▸ WHAT YOU WILL DO: Copy out, from the entries below, each line that holds the string "length".

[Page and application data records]
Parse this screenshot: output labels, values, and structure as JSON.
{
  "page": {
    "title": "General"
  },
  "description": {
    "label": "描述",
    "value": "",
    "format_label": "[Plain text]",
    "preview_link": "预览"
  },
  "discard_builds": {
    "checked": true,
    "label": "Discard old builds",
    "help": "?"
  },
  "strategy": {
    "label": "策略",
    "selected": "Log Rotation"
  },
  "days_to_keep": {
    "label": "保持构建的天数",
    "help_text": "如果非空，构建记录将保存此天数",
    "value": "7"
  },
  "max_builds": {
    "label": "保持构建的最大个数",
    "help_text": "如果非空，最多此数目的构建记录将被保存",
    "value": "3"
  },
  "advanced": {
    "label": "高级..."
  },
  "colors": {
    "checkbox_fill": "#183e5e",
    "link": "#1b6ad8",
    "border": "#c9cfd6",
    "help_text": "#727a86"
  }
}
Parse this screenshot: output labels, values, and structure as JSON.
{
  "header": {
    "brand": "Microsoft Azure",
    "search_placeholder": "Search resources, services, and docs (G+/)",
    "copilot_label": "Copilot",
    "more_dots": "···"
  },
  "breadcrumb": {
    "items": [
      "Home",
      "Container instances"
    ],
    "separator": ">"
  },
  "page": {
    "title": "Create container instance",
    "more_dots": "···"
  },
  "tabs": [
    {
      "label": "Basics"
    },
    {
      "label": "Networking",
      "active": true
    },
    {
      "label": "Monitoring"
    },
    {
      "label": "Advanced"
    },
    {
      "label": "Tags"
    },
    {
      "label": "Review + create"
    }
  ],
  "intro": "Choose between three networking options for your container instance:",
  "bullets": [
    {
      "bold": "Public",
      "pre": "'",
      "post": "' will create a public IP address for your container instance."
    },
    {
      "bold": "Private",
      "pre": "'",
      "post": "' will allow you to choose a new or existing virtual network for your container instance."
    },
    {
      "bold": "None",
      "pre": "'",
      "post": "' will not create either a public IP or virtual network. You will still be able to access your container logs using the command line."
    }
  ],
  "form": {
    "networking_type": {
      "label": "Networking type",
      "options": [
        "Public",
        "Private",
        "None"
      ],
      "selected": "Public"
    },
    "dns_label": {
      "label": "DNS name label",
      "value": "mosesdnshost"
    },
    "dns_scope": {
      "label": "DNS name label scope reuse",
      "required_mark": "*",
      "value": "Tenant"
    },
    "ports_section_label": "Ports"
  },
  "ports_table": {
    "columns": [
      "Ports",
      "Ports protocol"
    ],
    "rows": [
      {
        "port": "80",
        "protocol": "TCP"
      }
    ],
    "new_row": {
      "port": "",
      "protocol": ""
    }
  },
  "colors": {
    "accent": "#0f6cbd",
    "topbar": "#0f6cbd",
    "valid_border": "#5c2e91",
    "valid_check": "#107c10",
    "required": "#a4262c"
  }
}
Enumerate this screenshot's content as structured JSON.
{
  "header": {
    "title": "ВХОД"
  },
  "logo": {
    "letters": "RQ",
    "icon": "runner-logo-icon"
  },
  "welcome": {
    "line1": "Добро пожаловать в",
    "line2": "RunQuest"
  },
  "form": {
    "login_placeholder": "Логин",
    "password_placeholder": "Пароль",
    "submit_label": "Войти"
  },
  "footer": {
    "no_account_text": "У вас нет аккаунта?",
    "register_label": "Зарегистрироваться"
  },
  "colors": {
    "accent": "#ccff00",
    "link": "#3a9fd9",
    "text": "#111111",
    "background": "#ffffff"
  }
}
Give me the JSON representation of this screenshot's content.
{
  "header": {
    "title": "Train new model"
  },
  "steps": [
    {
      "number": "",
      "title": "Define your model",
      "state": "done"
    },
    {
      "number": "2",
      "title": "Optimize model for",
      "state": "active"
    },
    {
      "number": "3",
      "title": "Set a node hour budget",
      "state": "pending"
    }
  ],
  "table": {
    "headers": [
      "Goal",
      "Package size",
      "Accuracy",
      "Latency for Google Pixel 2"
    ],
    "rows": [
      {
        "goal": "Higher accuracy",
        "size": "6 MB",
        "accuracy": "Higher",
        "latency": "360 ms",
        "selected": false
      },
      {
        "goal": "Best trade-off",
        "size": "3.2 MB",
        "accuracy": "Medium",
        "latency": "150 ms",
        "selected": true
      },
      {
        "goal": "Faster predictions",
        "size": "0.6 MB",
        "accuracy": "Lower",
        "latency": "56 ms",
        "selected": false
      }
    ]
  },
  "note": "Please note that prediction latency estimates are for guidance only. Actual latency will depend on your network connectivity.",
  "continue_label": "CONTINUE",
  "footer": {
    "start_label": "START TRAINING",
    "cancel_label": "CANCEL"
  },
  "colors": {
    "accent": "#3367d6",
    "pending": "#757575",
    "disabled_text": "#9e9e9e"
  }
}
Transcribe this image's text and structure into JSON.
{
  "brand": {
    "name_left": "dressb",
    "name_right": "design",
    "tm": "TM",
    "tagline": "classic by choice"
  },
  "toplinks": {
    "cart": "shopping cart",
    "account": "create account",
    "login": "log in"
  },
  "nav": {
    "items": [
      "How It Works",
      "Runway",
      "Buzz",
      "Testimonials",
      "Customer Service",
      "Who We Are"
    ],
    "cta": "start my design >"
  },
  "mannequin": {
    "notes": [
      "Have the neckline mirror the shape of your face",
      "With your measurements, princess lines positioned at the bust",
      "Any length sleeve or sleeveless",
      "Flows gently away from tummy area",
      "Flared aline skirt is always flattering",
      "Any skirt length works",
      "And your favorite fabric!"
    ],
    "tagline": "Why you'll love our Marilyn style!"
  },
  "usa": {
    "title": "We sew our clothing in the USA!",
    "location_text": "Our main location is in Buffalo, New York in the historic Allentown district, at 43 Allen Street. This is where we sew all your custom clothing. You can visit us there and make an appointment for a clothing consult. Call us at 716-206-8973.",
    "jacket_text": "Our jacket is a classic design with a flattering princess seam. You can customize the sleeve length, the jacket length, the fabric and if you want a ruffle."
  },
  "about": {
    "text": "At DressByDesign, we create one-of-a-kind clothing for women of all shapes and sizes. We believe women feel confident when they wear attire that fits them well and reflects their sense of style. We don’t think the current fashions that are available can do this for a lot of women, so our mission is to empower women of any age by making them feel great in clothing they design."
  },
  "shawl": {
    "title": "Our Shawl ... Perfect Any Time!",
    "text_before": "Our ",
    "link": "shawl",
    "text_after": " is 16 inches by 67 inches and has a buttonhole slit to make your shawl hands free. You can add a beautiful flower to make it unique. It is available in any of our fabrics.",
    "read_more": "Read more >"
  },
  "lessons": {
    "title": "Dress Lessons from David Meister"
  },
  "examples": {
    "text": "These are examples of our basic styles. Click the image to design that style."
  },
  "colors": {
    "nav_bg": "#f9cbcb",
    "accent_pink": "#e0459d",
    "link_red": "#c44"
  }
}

▸ RESPONSE BELOW:
      "Any length sleeve or sleeveless",
      "Any skirt length works",
    "jacket_text": "Our jacket is a classic design with a flattering princess seam. You can customize the sleeve length, the jacket length, the fabric and if you want a ruffle."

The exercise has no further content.